This web site contains links to other sites. Please be aware that Mondaq (or its affiliate sites) are not responsible for the privacy practices of such other sites. We encourage our users to be aware when they leave our site and to read the privacy statements of these third party sites. This privacy statement applies solely to information collected by this Web site.

Surveys & Contests

From time-to-time our site requests information from users via surveys or contests. Participation in these surveys or contests is completely voluntary and the user therefore has a choice whether or not to disclose any information requested. Information requested may include contact information (such as name and delivery address), and demographic information (such as postcode, age level). Contact information will be used to notify the winners and award prizes. Survey information will be used for purposes of monitoring or improving the functionality of the site.


If a user elects to use our referral service for informing a friend about our site, we ask them for the friend’s name and email address. Mondaq stores this information and may contact the friend to invite them to register with Mondaq, but they will not be contacted more than once. The friend may contact Mondaq to request the removal of this information from our database.


This website takes every reasonable precaution to protect our users’ information. When users submit sensitive information via the website, your information is protected using firewalls and other security technology. If you have any questions about the security at our website, you can send an email to

Correcting/Updating Personal Information

If a user’s personally identifiable information changes (such as postcode), or if a user no longer desires our service, we will endeavour to provide a way to correct, update or remove that user’s personal data provided to us. This can usually be done at the “Your Profile” page or by sending an email to

Notification of Changes

If we decide to change our Terms & Conditions or Privacy Policy, we will post those changes on our site so our users are always aware of what information we collect, how we use it, and under what circumstances, if any, we disclose it. If at any point we decide to use personally identifiable information in a manner different from that stated at the time it was collected, we will notify users by way of an email. Users will have a choice as to whether or not we use their information in this different manner. We will use information in accordance with the privacy policy under which the information was collected.

How to contact Mondaq

You can contact us with comments or queries at

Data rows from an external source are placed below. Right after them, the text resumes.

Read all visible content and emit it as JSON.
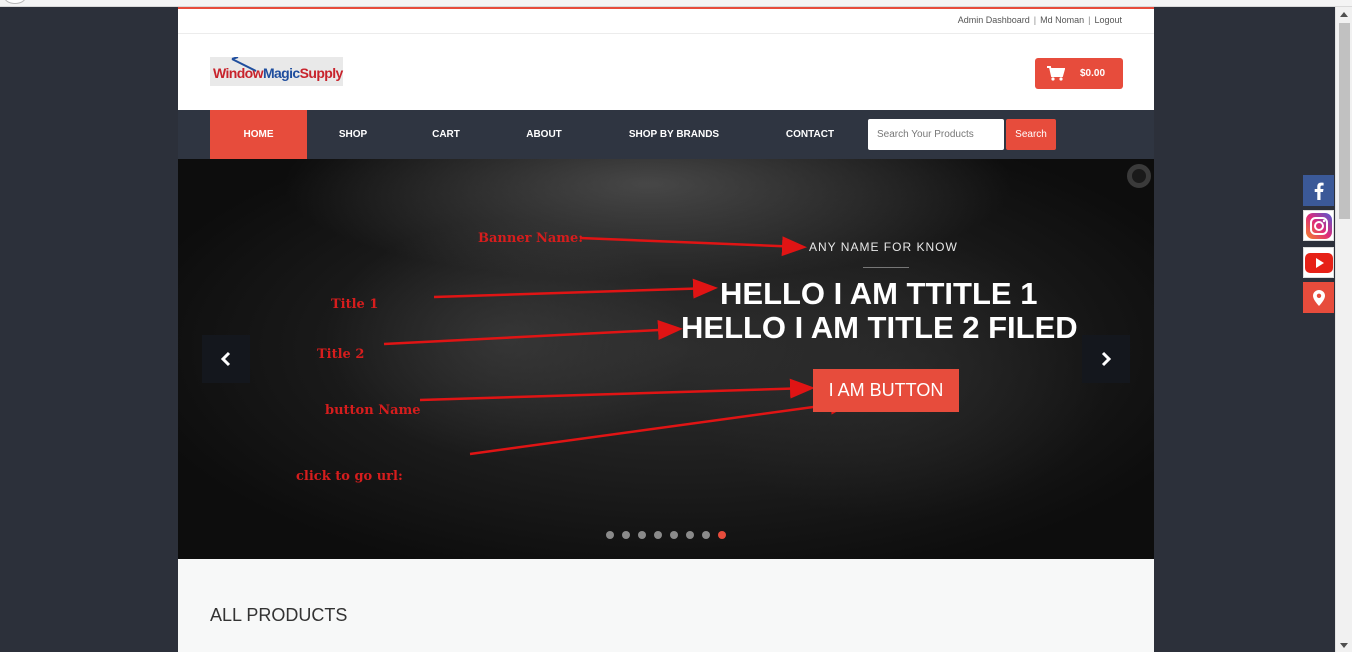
{
  "topbar": {
    "admin_link": "Admin Dashboard",
    "user_link": "Md Noman",
    "logout_link": "Logout",
    "separator": "|"
  },
  "header": {
    "logo_text_red": "Window",
    "logo_text_blue": "Magic",
    "logo_text_red2": "Supply",
    "cart_amount": "$0.00",
    "cart_icon": "cart-icon"
  },
  "nav": {
    "items": [
      "HOME",
      "SHOP",
      "CART",
      "ABOUT",
      "SHOP BY BRANDS",
      "CONTACT"
    ],
    "active": "HOME",
    "search_placeholder": "Search Your Products",
    "search_button": "Search"
  },
  "banner": {
    "banner_name": "ANY NAME FOR KNOW",
    "title1": "HELLO I AM TTITLE 1",
    "title2": "HELLO I AM TITLE 2 FILED",
    "button": "I AM BUTTON",
    "dots_total": 8,
    "active_dot": 8,
    "prev_icon": "chevron-left-icon",
    "next_icon": "chevron-right-icon"
  },
  "annotations": {
    "banner_name": "Banner Name:",
    "title1": "Title 1",
    "title2": "Title 2",
    "button_name": "button Name",
    "click_url": "click to go url:"
  },
  "section": {
    "title": "ALL PRODUCTS"
  },
  "social": [
    "facebook-icon",
    "instagram-icon",
    "youtube-icon",
    "location-icon"
  ],
  "colors": {
    "accent": "#e74c3c",
    "nav_bg": "#2f3541",
    "page_bg": "#2c303a",
    "annotation": "#d61d1d"
  }
}
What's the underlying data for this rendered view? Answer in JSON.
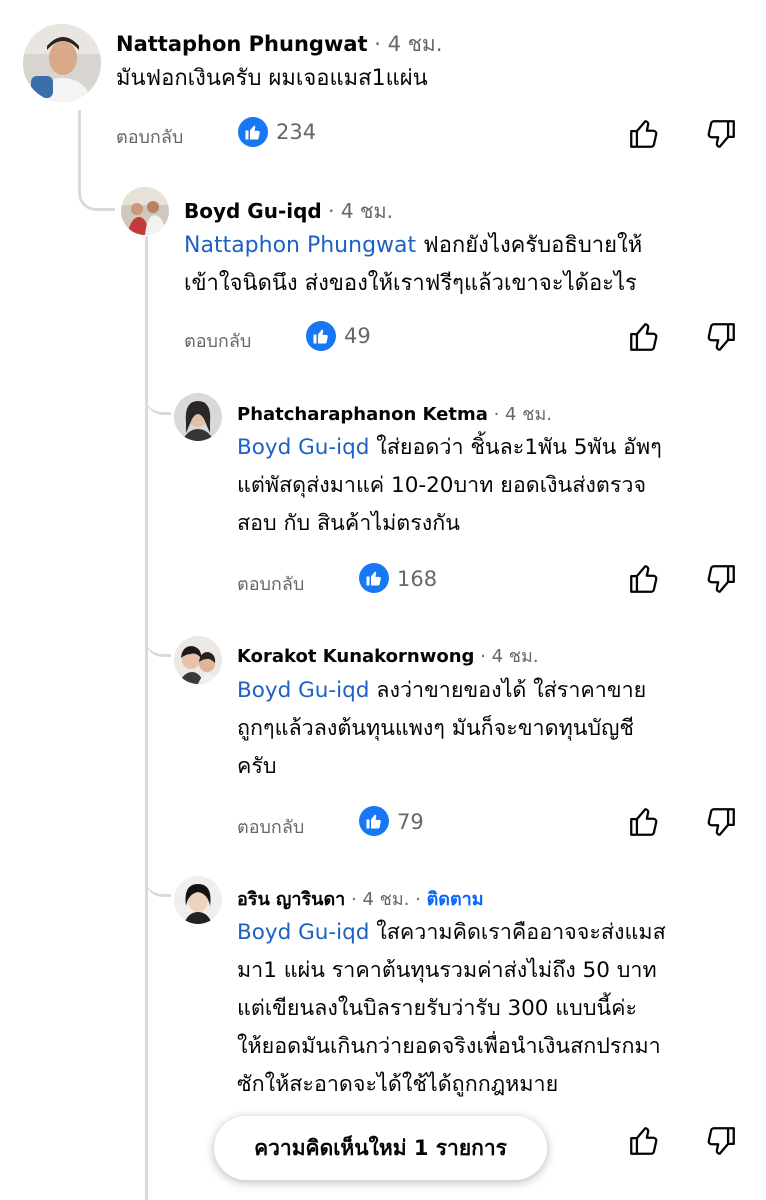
{
  "comments": [
    {
      "name": "Nattaphon Phungwat",
      "time": "4 ชม.",
      "line1": "มันฟอกเงินครับ ผมเจอแมส1แผ่น",
      "reply_label": "ตอบกลับ",
      "likes": "234"
    },
    {
      "name": "Boyd Gu-iqd",
      "time": "4 ชม.",
      "mention": "Nattaphon Phungwat",
      "line1": " ฟอกยังไงครับอธิบายให้",
      "line2": "เข้าใจนิดนึง ส่งของให้เราฟรีๆแล้วเขาจะได้อะไร",
      "reply_label": "ตอบกลับ",
      "likes": "49"
    },
    {
      "name": "Phatcharaphanon Ketma",
      "time": "4 ชม.",
      "mention": "Boyd Gu-iqd",
      "line1": " ใส่ยอดว่า ชิ้นละ1พัน 5พัน อัพๆ",
      "line2": "แต่พัสดุส่งมาแค่ 10-20บาท ยอดเงินส่งตรวจ",
      "line3": "สอบ กับ สินค้าไม่ตรงกัน",
      "reply_label": "ตอบกลับ",
      "likes": "168"
    },
    {
      "name": "Korakot Kunakornwong",
      "time": "4 ชม.",
      "mention": "Boyd Gu-iqd",
      "line1": " ลงว่าขายของได้ ใส่ราคาขาย",
      "line2": "ถูกๆแล้วลงต้นทุนแพงๆ มันก็จะขาดทุนบัญชี",
      "line3": "ครับ",
      "reply_label": "ตอบกลับ",
      "likes": "79"
    },
    {
      "name": "อริน ญาริน​ดา",
      "time": "4 ชม.",
      "follow": "ติดตาม",
      "mention": "Boyd Gu-iqd",
      "line1": " ใสความคิดเราคืออาจจะส่งแมส",
      "line2": "มา1 แผ่น ราคาต้นทุนรวมค่าส่งไม่ถึง 50 บาท",
      "line3": "แต่เขียนลงในบิลรายรับว่ารับ 300 แบบนี้ค่ะ",
      "line4": "ให้ยอดมันเกินกว่ายอดจริงเพื่อนำเงินสกปรกมา",
      "line5": "ซักให้สะอาดจะได้ใช้ได้ถูกกฎหมาย"
    }
  ],
  "new_comments_label": "ความคิดเห็นใหม่ 1 รายการ",
  "colors": {
    "like_blue": "#1877f2",
    "mention": "#1b62c4",
    "meta": "#65676b",
    "follow": "#0866ff"
  }
}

If for some reason you believe Mondaq Ltd. has not adhered to these principles, please notify us by e-mail at and we will use commercially reasonable efforts to determine and correct the problem promptly.